It’s a slow day news-wise, so I want to take a moment and return to a topic I’ve discussed recently: lobbyists. In my opinion, lobbyists are worse than think tanks. Think tanks are generally home to some true believers, however much I disagree with them, and however much they are seen as useful idiots by tobacco companies (a la the Fraser Institute) or take cash from the trash lobby to promote privatization in Toronto (a la the C.D. Howe Institute). Lobbyists, in contrast, by definition have no worthwhile values of their own. They are the most untrustworthy people on the political landscape, because they trade in the one commodity that should not never be for sale in a democracy: access. Fortunately lobbyists have one vulnerability: they must register, which I recently used to great effect in criticizing Cassels Brock lawyer Larry Herman.
Lobbying firms may specialize in public relations, political relations, or bureaucratic relations (or some combination of the three). In this post, I want to look at a firm that does the second. By the way, there is no greater proof that political party lines are a rhetorical sham than the fact that quality lobbying outfits always have some high-powered Liberal and Conservative advisers on their staff simultaneously, prepared to work with either party on behalf of their wealthy clients. That’s what Earnscliffe Strategy Group does, for instance. Or, as they put it, they improve clients’ “profile and success with decision-makers” through “outreach to key officials and political leaders, caucus and parliamentary strategies, communications vehicles, and public opinion research.”
Right now, according to the Lobbying Commissioner, Earnscliffe is in the pay of a wide range of mostly corporate clients: western cable giant Shaw, energy company Nexen (which also funds “research” at the right-wing Calgary School of Public Policy), pharmaceutical companies, Microsoft, GM, and CIBC. Currently, this work is done by nine principals in its Ottawa offices (it also has branch offices doing provincial work in B.C., Alberta, and Toronto, ON).

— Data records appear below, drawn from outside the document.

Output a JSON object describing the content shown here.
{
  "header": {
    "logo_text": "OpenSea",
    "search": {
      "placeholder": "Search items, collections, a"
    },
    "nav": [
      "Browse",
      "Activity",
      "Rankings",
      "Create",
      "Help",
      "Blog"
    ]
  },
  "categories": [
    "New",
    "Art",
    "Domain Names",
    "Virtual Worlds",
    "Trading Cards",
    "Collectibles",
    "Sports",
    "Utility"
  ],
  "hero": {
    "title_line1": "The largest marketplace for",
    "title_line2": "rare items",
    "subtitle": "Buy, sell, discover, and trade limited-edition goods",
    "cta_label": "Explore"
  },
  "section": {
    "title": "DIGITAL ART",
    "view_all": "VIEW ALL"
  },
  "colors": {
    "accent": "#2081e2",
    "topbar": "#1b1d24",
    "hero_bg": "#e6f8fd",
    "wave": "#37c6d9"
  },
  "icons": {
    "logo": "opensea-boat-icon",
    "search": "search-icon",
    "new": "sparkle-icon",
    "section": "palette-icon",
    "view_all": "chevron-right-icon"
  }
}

Several of these are former Conservative insiders. Geoff Norquay was a Mulroney-era official, Director of Research, who also penned speeches for the Ontario Progressive Conservatives and was a communications director for Stephen Harper back when the latter was still the Leader of the Opposition. Yaroslav Baran was an aide for Government House Leader Jay Hill, my former MP by the way, as well as filling the impressive-sounding role of “Director of War Room Communications” for Stephen Harper during the last three elections. Harry Near was the National Campaign Director for the Progressive Conservatives during the Mulroney years, and Earnscliffe shamelessly brags that he is still “an advisor to Conservative Party candidates today.” I’m sure that dovetails very nicely with his paid work as a lobbyist.
In addition, there are four Earnscliffe Liberals, ready to jump to the forefront in the event of a change in government. Michael Robinson has worked for the Liberals since the 1970s, and helped Paul Martin during his short-lived premiership (at the time, Steve Janke characterized Earnscliffe as a mostly Liberal lobbying outfit). André Albinati, the group’s drug specialist, worked for Liberal Cabinet ministers during the Chretien era, like Pierre Pettigrew. A third, Velma McColl, worked for minister Allan Rock. Finally, Marlene Floyd was a policy advisor for David Emerson (the deceitful Con man who crossed the floor days after election day, 2006) during his initial tenure in the Liberal Cabinet.
The staff is rounded out by two people with what must be assumed to be a skill set in manipulating the media. Elly Alboim is not registered with the government as a lobbyist, has an extensive background in TV journalism, and is a professor at Carleton University, in addition to whatever work he does as a shill for Earnscliffe. The other recent addition is Miro Cernetig, whose background is in print journalism, most recently with the Vancouver Sun.
I want to emphasize that I’ve chosen to describe Earnscliffe not because they are special, but precisely because (at least at the moment) they are not particularly special. Earnscliffe did very well with Paul Martin, which means it did less well both with Jean Chretien and with the Conservatives. But other lobbying outfits hoping to capitalize on political access take very similar approaches. For instance, the GCI Group, which draws its people mostly from the industry side, has on its team two former Conservative insiders (one of them Ken Boessenkool) and one former Liberal defence minister, David Pratt. In February 2011, Pratt registered as a lobbyist for Nexter, a defence contractor.Tweet